Please find every line in the entries below that contains the string "kind", and copy it.
____ MATERIAL FOR THIS EXERCISE
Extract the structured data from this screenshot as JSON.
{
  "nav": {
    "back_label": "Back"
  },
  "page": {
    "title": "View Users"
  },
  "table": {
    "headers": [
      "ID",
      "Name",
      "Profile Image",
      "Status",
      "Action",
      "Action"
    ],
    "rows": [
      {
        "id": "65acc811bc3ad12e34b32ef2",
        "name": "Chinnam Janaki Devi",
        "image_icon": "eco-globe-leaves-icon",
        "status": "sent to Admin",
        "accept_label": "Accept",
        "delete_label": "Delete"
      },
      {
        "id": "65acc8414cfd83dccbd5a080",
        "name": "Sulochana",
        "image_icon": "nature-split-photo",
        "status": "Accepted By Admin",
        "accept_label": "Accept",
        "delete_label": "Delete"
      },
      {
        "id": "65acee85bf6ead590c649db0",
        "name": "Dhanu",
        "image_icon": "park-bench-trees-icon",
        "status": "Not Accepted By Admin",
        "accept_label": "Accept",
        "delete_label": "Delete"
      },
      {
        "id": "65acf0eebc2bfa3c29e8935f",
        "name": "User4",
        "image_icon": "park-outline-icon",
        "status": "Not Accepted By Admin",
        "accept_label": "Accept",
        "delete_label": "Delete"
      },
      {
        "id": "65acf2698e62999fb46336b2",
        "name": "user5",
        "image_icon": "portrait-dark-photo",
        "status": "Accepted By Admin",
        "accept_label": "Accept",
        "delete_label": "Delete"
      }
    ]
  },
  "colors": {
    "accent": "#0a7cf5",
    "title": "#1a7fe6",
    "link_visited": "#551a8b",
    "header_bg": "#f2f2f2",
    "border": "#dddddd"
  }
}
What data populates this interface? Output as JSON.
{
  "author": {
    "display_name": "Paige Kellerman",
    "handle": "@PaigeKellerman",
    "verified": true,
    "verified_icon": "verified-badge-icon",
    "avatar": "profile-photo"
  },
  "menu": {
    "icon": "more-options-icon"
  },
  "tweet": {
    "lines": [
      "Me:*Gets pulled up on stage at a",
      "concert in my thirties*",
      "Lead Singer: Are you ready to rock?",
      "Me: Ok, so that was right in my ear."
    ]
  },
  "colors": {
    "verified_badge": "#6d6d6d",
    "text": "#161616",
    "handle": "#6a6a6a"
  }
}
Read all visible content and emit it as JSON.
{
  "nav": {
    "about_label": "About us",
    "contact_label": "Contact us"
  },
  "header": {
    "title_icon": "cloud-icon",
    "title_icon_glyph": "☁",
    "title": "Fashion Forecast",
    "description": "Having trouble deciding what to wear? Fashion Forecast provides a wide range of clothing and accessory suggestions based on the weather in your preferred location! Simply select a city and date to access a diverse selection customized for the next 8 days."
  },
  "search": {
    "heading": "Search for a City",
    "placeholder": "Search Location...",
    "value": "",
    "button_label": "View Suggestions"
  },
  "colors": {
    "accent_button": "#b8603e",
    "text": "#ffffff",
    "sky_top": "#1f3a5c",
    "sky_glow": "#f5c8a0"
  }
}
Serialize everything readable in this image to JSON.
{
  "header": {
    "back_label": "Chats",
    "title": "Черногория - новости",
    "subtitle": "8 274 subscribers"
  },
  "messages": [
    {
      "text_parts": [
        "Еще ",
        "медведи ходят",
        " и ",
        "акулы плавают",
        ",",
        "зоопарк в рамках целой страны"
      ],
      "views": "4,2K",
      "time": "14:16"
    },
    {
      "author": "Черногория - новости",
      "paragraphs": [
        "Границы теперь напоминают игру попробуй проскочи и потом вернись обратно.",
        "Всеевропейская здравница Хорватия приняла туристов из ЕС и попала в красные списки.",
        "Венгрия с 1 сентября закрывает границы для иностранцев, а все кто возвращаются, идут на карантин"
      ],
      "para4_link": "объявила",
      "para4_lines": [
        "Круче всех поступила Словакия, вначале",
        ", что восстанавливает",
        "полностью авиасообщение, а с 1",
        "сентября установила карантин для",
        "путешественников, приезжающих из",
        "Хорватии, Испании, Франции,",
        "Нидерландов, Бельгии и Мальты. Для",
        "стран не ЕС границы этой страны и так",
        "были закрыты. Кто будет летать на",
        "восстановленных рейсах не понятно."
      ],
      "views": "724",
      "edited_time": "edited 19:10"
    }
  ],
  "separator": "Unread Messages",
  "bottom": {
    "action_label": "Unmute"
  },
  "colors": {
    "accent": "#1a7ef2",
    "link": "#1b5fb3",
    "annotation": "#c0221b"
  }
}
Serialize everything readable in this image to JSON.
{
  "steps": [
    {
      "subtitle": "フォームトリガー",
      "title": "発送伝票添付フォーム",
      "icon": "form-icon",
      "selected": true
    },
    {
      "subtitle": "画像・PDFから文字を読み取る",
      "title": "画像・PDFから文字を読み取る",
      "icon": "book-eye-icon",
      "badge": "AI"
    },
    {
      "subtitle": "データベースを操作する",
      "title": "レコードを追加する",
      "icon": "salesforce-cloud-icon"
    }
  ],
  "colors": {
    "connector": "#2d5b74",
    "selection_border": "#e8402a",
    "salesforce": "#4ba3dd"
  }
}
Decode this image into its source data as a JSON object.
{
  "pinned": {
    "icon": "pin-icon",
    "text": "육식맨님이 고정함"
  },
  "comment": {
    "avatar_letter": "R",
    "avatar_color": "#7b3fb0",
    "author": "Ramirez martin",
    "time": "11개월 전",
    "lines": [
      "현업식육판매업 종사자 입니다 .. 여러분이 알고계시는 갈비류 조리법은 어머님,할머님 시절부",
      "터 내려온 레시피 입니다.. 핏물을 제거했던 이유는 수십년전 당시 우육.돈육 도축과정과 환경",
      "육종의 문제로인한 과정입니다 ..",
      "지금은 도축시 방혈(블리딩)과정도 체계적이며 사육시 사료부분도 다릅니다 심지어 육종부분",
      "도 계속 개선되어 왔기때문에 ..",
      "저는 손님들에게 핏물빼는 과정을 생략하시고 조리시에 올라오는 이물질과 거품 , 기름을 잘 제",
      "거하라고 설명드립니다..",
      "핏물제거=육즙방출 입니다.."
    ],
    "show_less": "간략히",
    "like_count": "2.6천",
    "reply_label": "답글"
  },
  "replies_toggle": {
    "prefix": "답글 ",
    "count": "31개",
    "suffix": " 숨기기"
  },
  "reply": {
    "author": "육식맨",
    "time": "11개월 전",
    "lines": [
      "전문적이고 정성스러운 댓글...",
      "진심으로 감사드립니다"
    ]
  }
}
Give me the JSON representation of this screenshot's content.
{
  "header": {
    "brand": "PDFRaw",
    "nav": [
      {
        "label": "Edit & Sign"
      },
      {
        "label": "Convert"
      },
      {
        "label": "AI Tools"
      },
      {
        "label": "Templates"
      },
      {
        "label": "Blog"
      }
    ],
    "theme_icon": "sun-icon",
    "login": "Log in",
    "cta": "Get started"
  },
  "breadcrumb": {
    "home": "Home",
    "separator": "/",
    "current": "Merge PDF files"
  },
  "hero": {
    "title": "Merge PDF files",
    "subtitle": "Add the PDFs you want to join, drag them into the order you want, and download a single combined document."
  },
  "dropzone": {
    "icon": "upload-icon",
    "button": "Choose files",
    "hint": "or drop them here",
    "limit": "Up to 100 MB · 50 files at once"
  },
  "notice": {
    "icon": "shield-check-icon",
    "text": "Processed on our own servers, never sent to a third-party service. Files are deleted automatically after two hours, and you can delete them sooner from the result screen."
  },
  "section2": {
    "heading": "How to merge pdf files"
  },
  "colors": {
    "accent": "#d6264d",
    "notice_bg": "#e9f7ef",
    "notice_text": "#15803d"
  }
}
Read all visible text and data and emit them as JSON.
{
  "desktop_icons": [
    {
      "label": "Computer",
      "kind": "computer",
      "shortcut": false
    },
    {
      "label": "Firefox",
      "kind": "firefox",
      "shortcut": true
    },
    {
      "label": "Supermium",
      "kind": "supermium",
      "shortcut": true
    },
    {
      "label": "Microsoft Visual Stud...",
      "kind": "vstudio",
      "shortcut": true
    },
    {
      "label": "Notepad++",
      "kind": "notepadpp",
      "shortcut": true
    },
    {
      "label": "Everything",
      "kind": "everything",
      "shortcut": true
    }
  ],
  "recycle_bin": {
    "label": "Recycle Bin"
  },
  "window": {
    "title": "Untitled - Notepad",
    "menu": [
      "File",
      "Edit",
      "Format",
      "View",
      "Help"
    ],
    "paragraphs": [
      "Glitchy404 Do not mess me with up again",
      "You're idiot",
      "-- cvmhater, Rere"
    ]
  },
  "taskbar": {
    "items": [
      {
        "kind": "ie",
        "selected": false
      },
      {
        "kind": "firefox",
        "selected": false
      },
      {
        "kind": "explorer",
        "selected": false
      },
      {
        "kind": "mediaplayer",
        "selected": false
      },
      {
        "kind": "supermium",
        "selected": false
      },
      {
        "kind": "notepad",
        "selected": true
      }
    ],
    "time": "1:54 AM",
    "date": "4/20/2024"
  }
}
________
WRITTEN REPLY
      "kind": "computer",
      "kind": "firefox",
      "kind": "supermium",
      "kind": "vstudio",
      "kind": "notepadpp",
      "kind": "everything",
        "kind": "ie",
        "kind": "firefox",
        "kind": "explorer",
        "kind": "mediaplayer",
        "kind": "supermium",
        "kind": "notepad",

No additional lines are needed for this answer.